What the task requires — Scan the entries below for the word "title". Copy out every line in which it occurs.

(Items from an interface collection)
-- -- --
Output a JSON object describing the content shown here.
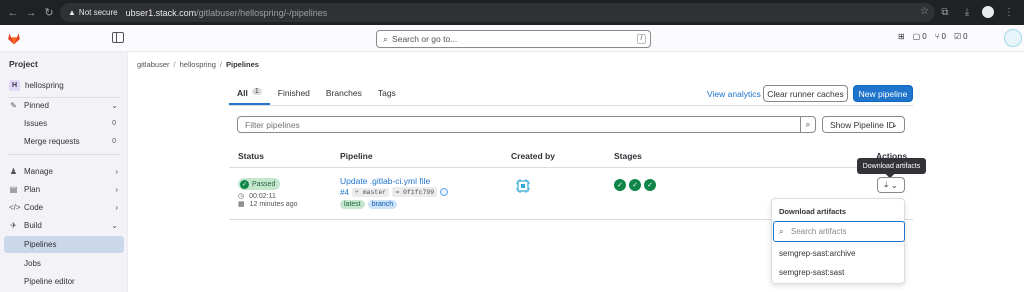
{
  "browser": {
    "security_label": "Not secure",
    "url_host": "ubser1.stack.com",
    "url_path": "/gitlabuser/hellospring/-/pipelines"
  },
  "topbar": {
    "search_placeholder": "Search or go to...",
    "search_shortcut": "/",
    "issues_count": "0",
    "mr_count": "0",
    "todo_count": "0"
  },
  "sidebar": {
    "title": "Project",
    "project_initial": "H",
    "project_name": "hellospring",
    "pinned": "Pinned",
    "issues": "Issues",
    "issues_count": "0",
    "merge_requests": "Merge requests",
    "merge_requests_count": "0",
    "manage": "Manage",
    "plan": "Plan",
    "code": "Code",
    "build": "Build",
    "pipelines": "Pipelines",
    "jobs": "Jobs",
    "pipeline_editor": "Pipeline editor"
  },
  "breadcrumb": [
    "gitlabuser",
    "hellospring",
    "Pipelines"
  ],
  "tabs": {
    "all": "All",
    "all_count": "1",
    "finished": "Finished",
    "branches": "Branches",
    "tags": "Tags"
  },
  "actions": {
    "view_analytics": "View analytics",
    "clear_cache": "Clear runner caches",
    "new_pipeline": "New pipeline"
  },
  "filter": {
    "placeholder": "Filter pipelines",
    "sort_label": "Show Pipeline ID"
  },
  "table": {
    "headers": {
      "status": "Status",
      "pipeline": "Pipeline",
      "created_by": "Created by",
      "stages": "Stages",
      "actions": "Actions"
    },
    "row": {
      "status": "Passed",
      "duration": "00:02:11",
      "time_ago": "12 minutes ago",
      "title": "Update .gitlab-ci.yml file",
      "id": "#4",
      "branch": "master",
      "commit": "0f1fc799",
      "tag_latest": "latest",
      "tag_branch": "branch",
      "stage_count": 3
    }
  },
  "tooltip": "Download artifacts",
  "artifacts_dropdown": {
    "title": "Download artifacts",
    "search_placeholder": "Search artifacts",
    "items": [
      "semgrep-sast:archive",
      "semgrep-sast:sast"
    ]
  },
  "colors": {
    "accent": "#1f75cb",
    "success": "#108548",
    "browser_dark": "#202124"
  }
}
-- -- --
Response for this exercise —
    "title": "Project",
      "title": "Update .gitlab-ci.yml file",
    "title": "Download artifacts",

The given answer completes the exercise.